Super cheap tags can make our dumb stuff smarter

(Credit: j f grossen/Flickr)

A new RFID-based technology could turn frying pans, pill bottles, yoga mats, coffee cups, and countless other nonelectronic objects into a network of Internet of Things sensors.

The system, called IDAct, bridges the gap between the estimated 14.2 billion “smart” electronic devices that are currently part of the Internet of Things and the hundreds of billions of everyday nonsmart objects left out of the picture.

The researchers say it’s a key step toward creating a truly immersive IoT experience.

“Imagine a world where your pill bottle keeps track of your medication intake and a water glass monitors your hydration level,” says Alanson Sample, associate professor of electrical engineering and computer science at the University of Michigan and an author of a paper researchers recently presented at the iEEE RFID Conference in Phoenix, Arizona.

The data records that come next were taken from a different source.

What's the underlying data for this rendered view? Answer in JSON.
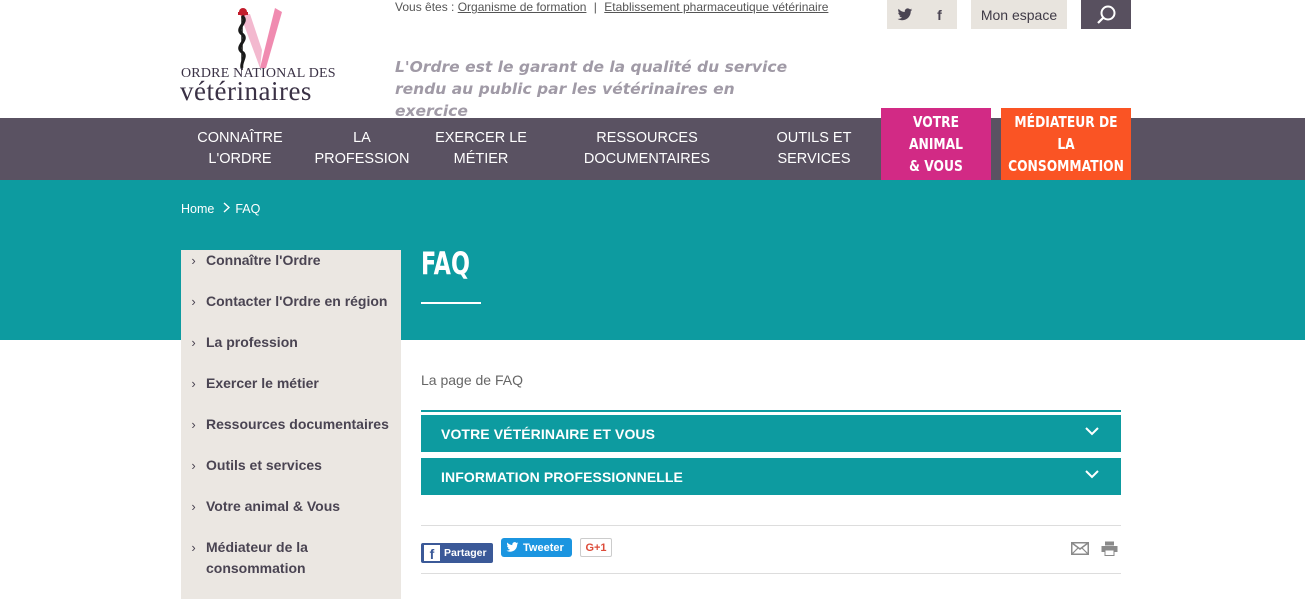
{
  "header": {
    "logo_line1": "ORDRE NATIONAL DES",
    "logo_line2": "vétérinaires",
    "vous_etes_label": "Vous êtes :",
    "vous_etes_links": [
      "Organisme de formation",
      "Etablissement pharmaceutique vétérinaire"
    ],
    "separator": "|",
    "tagline": "L'Ordre est le garant de la qualité du service rendu au public par les vétérinaires en exercice",
    "social_icons": [
      "twitter-icon",
      "facebook-icon"
    ],
    "social_glyphs": [
      "t",
      "f"
    ],
    "mon_espace": "Mon espace",
    "search_icon": "search-icon"
  },
  "nav": {
    "items": [
      {
        "label": "CONNAÎTRE\nL'ORDRE"
      },
      {
        "label": "LA\nPROFESSION"
      },
      {
        "label": "EXERCER LE\nMÉTIER"
      },
      {
        "label": "RESSOURCES\nDOCUMENTAIRES"
      },
      {
        "label": "OUTILS ET\nSERVICES"
      }
    ],
    "animal": "VOTRE ANIMAL\n& VOUS",
    "mediateur": "MÉDIATEUR DE LA\nCONSOMMATION",
    "colors": {
      "nav_bg": "#5a5262",
      "animal": "#d22a85",
      "mediateur": "#fa5424"
    }
  },
  "breadcrumb": {
    "home": "Home",
    "current": "FAQ"
  },
  "page": {
    "title": "FAQ",
    "intro": "La page de FAQ",
    "accent": "#0d9ba0"
  },
  "sidebar": {
    "items": [
      {
        "label": "Connaître l'Ordre"
      },
      {
        "label": "Contacter l'Ordre en région"
      },
      {
        "label": "La profession"
      },
      {
        "label": "Exercer le métier"
      },
      {
        "label": "Ressources documentaires"
      },
      {
        "label": "Outils et services"
      },
      {
        "label": "Votre animal & Vous"
      },
      {
        "label": "Médiateur de la consommation"
      }
    ]
  },
  "faq": {
    "sections": [
      {
        "label": "VOTRE VÉTÉRINAIRE ET VOUS"
      },
      {
        "label": "INFORMATION PROFESSIONNELLE"
      }
    ]
  },
  "share": {
    "facebook": "Partager",
    "twitter": "Tweeter",
    "gplus": "G+1",
    "icons": [
      "mail-icon",
      "print-icon"
    ]
  }
}
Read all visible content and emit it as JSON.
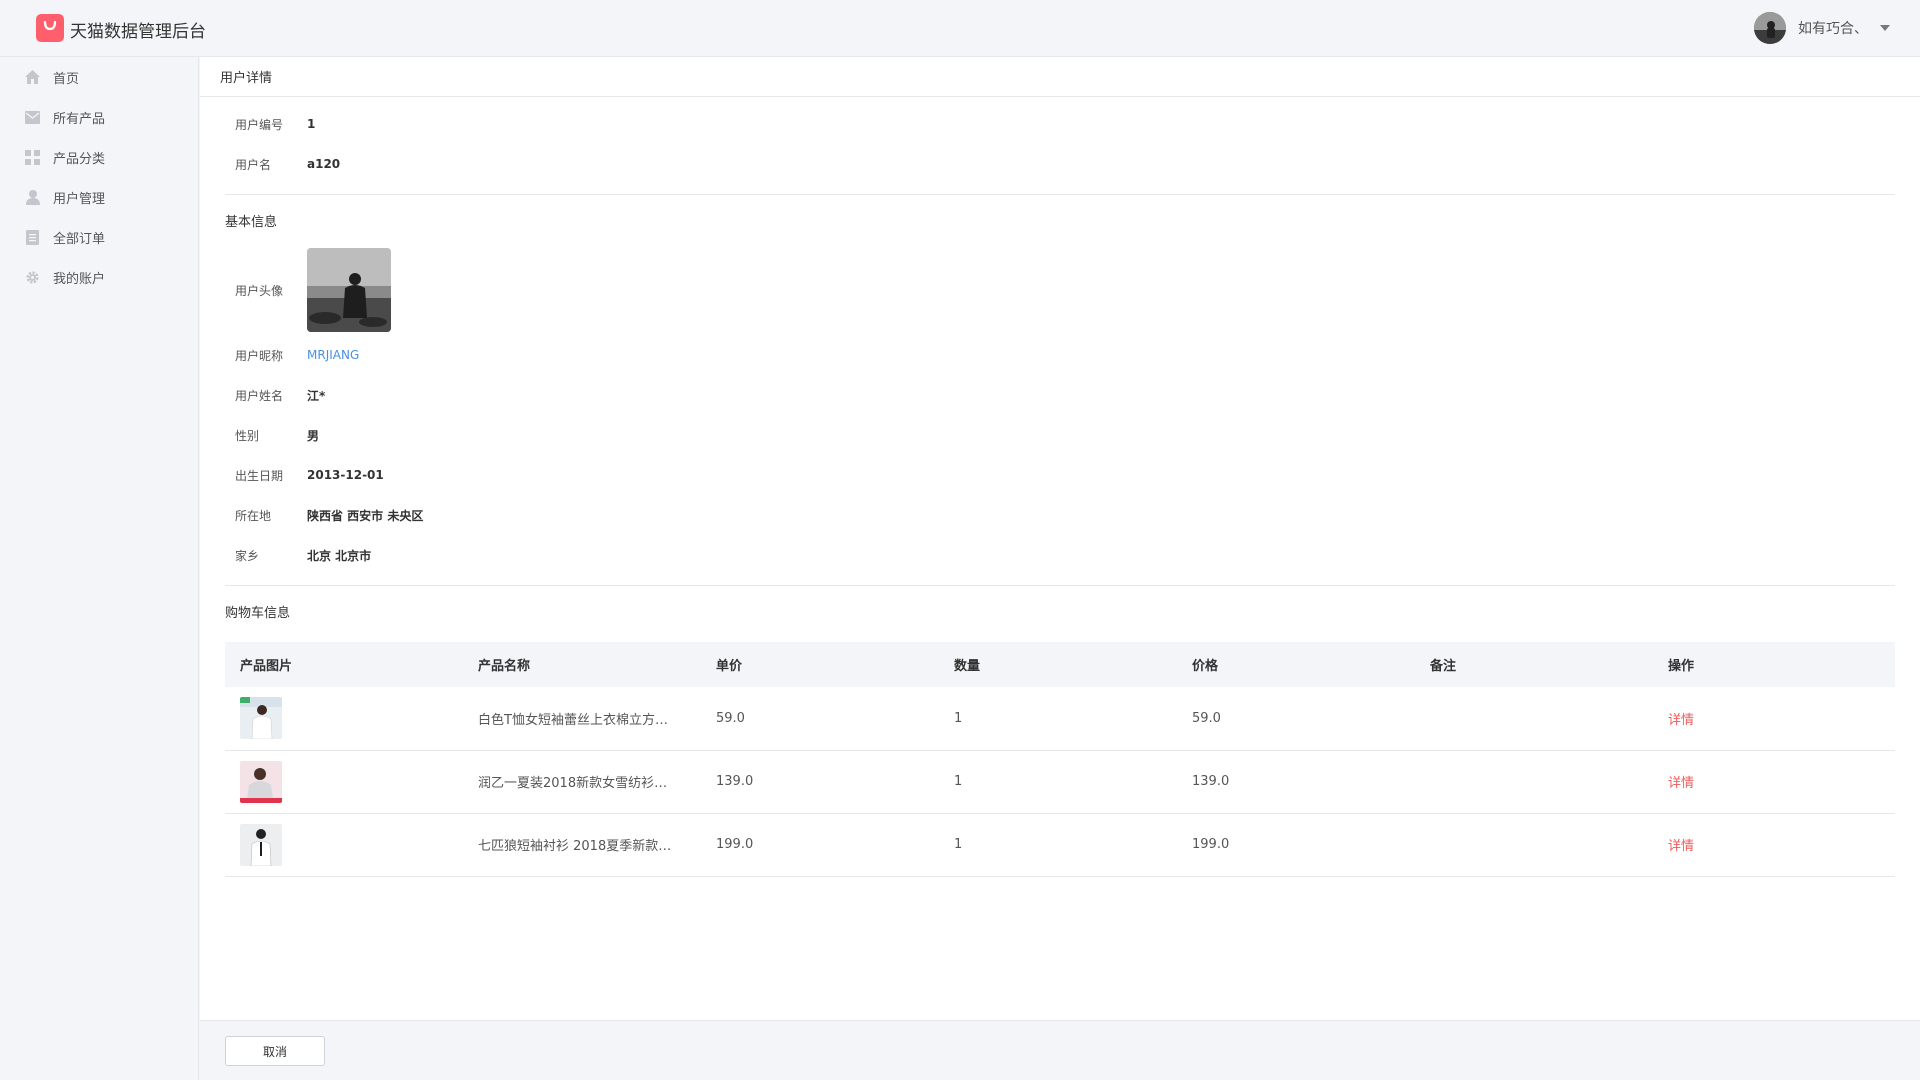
{
  "header": {
    "app_title": "天猫数据管理后台",
    "logo_icon": "shopping-bag-icon",
    "username": "如有巧合、",
    "brand_color": "#ff5f6d"
  },
  "sidebar": {
    "items": [
      {
        "label": "首页",
        "icon": "home-icon"
      },
      {
        "label": "所有产品",
        "icon": "mail-icon"
      },
      {
        "label": "产品分类",
        "icon": "grid-icon"
      },
      {
        "label": "用户管理",
        "icon": "user-icon"
      },
      {
        "label": "全部订单",
        "icon": "document-icon"
      },
      {
        "label": "我的账户",
        "icon": "gear-icon"
      }
    ]
  },
  "page": {
    "title": "用户详情"
  },
  "user": {
    "id_label": "用户编号",
    "id": "1",
    "name_label": "用户名",
    "name": "a120"
  },
  "basic_info": {
    "section_title": "基本信息",
    "avatar_label": "用户头像",
    "nickname_label": "用户昵称",
    "nickname": "MRJIANG",
    "realname_label": "用户姓名",
    "realname": "江*",
    "gender_label": "性别",
    "gender": "男",
    "birthday_label": "出生日期",
    "birthday": "2013-12-01",
    "location_label": "所在地",
    "location": "陕西省 西安市 未央区",
    "hometown_label": "家乡",
    "hometown": "北京 北京市"
  },
  "cart": {
    "section_title": "购物车信息",
    "columns": [
      "产品图片",
      "产品名称",
      "单价",
      "数量",
      "价格",
      "备注",
      "操作"
    ],
    "rows": [
      {
        "name": "白色T恤女短袖蕾丝上衣棉立方…",
        "unit_price": "59.0",
        "quantity": "1",
        "price": "59.0",
        "note": "",
        "action": "详情"
      },
      {
        "name": "润乙一夏装2018新款女雪纺衫…",
        "unit_price": "139.0",
        "quantity": "1",
        "price": "139.0",
        "note": "",
        "action": "详情"
      },
      {
        "name": "七匹狼短袖衬衫 2018夏季新款…",
        "unit_price": "199.0",
        "quantity": "1",
        "price": "199.0",
        "note": "",
        "action": "详情"
      }
    ]
  },
  "footer": {
    "cancel_label": "取消"
  }
}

“Even your yoga mat is aware of your exercises and could adjust lighting, temperature, and background music accordingly.”

The technology could also have applications in elder care, where it could unobtrusively monitor medications and daily activities, helping seniors stay independent longer without the need for expensive and invasive live-in care.

Everything becomes a sensor

Using RFID readers and battery-free RFID tags that cost only a few cents, IDAct can sense the presence and movement of people in a room and detect the movement of objects with enough detail to determine, for example, whether you’ve moved a pill bottle or cooked a meal. The tags can attach to nearly any object in the form of a sticker, and RFID readers can be integrated into everyday objects like light bulbs.

“Given the ubiquity of these objects, there are significant opportunities in enhancing their sensing capabilities and creating interactive applications around them,” says lead author Hanchuan Li, a former graduate researcher in computer science and engineering at the University of Washington.

The technology accurately detected specific activities more than 96 percent of the time in a recent study.

“You could imagine assistive tools that could help the elderly stay in their own homes longer by monitoring their daily activities with this technology,” Sample says. “It could detect changes in eating, sleeping, or medication, for example, before the situation deteriorates and they end up in the emergency room.”

How do RFID tags work?

RFID tags have been used for years to track objects in applications like shipping and theft prevention. The tags absorb just enough electromagnetic energy from the reader’s signal to broadcast a simple, unique code. In the past, the reader simply picked up this code to identify whether the object was present or not—on or off, signal or no signal.

IDAct improves on this by providing a more nuanced reading of the signal from the RFID tags. It can detect minute fluctuations in the signal coming back from tags to detect when an object is moved or whether a person is touching it. It can also detect changes in a room’s electromagnetic field to infer, for example, when a human is present.

“Every object causes electromagnetic interference in a specific way,” Sample says. “We can use that information, along with information from RFID tags, to get a very detailed picture of what’s going on in a given space.”

A machine learning algorithm an onsite computer runs then analyzes these improved signals to infer what’s happening in a room. In the testing phase, a laptop did this processing, but Sample envisions that researchers will eventually integrate the necessary hardware into the RFID reader itself.

The team tested the technology by outfitting a volunteer’s apartment with a series of RFID readers and then tagging household objects with RFID tags. They collected 26 hours of data from each room while users were present, and also collected two hours of data from empty rooms as a control.

The team now plans to look for industry partners that could build out the technology for use in elder care settings.

Additional researchers from the University of Washington and Intel Corp contributed to the work. Intel Labs supported the research.

Source: University of Michigan